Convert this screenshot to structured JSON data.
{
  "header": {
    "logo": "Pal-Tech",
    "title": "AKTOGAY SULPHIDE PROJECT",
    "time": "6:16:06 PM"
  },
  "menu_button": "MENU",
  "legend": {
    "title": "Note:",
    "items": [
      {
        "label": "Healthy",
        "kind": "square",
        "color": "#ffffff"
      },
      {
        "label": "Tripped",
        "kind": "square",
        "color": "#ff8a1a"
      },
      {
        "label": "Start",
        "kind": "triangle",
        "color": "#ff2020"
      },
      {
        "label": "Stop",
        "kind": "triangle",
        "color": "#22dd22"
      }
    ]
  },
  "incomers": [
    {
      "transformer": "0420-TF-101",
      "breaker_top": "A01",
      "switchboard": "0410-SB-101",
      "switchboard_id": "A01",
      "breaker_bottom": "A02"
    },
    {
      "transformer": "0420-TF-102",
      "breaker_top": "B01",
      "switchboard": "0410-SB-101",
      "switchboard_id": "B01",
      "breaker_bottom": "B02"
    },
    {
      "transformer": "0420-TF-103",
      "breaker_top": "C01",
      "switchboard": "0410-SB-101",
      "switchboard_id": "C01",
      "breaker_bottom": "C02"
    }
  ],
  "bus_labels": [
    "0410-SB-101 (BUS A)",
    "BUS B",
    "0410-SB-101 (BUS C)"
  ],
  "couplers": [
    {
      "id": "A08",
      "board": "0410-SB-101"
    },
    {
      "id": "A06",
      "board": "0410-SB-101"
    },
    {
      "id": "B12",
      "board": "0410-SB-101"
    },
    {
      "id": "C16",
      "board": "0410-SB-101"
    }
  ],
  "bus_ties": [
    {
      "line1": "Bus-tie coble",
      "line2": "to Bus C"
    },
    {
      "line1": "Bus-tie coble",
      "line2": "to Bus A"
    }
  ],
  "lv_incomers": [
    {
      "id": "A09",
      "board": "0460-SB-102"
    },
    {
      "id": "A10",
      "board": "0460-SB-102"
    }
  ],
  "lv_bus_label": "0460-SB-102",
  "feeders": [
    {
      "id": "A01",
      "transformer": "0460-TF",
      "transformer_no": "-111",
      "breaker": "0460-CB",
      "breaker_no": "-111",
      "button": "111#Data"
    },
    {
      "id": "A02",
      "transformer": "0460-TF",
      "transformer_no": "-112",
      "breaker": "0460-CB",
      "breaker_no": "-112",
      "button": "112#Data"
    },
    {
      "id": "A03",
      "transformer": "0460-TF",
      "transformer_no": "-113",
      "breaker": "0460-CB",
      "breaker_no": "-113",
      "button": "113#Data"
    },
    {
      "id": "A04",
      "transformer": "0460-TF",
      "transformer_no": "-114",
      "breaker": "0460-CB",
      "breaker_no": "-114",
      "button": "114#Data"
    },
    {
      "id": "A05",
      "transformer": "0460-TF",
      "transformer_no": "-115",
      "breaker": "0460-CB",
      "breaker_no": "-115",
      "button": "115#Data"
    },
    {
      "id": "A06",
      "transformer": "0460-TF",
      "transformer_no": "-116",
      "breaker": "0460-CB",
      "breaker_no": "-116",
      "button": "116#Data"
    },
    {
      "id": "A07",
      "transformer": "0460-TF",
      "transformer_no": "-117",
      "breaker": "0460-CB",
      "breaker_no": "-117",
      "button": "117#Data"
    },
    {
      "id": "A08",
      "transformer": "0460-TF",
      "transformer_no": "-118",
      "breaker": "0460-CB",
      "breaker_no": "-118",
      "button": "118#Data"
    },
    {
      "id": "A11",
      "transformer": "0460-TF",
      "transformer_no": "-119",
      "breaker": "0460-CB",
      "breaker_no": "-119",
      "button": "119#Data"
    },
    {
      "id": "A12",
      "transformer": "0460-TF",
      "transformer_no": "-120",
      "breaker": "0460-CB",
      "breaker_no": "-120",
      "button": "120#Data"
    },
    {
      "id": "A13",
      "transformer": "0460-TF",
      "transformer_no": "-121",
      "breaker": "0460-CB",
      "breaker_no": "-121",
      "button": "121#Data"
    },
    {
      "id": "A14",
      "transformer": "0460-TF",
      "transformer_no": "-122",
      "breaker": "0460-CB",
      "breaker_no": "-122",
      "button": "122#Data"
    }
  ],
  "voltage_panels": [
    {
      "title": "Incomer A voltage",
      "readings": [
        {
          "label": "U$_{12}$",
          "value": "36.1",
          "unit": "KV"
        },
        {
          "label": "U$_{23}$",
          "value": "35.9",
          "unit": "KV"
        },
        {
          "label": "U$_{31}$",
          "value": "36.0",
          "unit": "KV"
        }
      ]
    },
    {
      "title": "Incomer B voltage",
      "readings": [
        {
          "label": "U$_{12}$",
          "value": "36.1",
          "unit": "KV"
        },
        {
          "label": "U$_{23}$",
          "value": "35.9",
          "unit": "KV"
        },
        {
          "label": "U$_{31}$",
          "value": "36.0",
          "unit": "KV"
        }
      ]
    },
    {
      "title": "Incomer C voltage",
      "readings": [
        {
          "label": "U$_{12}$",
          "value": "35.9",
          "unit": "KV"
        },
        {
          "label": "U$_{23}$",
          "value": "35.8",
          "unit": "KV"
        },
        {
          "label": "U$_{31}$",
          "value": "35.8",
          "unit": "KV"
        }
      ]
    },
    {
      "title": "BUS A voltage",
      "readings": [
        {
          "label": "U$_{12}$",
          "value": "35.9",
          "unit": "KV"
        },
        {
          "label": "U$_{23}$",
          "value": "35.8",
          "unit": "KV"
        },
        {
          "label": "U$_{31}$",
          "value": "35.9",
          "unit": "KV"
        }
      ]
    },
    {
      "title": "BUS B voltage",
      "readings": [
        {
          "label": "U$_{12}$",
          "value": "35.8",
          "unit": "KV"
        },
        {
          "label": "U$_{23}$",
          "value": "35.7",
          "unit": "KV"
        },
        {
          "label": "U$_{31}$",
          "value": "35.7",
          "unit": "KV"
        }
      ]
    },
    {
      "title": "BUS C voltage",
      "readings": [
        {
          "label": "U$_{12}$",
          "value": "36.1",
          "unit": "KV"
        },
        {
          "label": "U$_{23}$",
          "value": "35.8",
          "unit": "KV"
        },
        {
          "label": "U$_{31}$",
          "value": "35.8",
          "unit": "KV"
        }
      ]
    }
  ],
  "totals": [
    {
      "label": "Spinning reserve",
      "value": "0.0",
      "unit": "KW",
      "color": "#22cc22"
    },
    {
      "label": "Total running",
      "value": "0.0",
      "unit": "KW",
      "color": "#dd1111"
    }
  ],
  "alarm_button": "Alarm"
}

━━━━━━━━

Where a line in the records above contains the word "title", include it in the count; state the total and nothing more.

• **Exercise solution**
8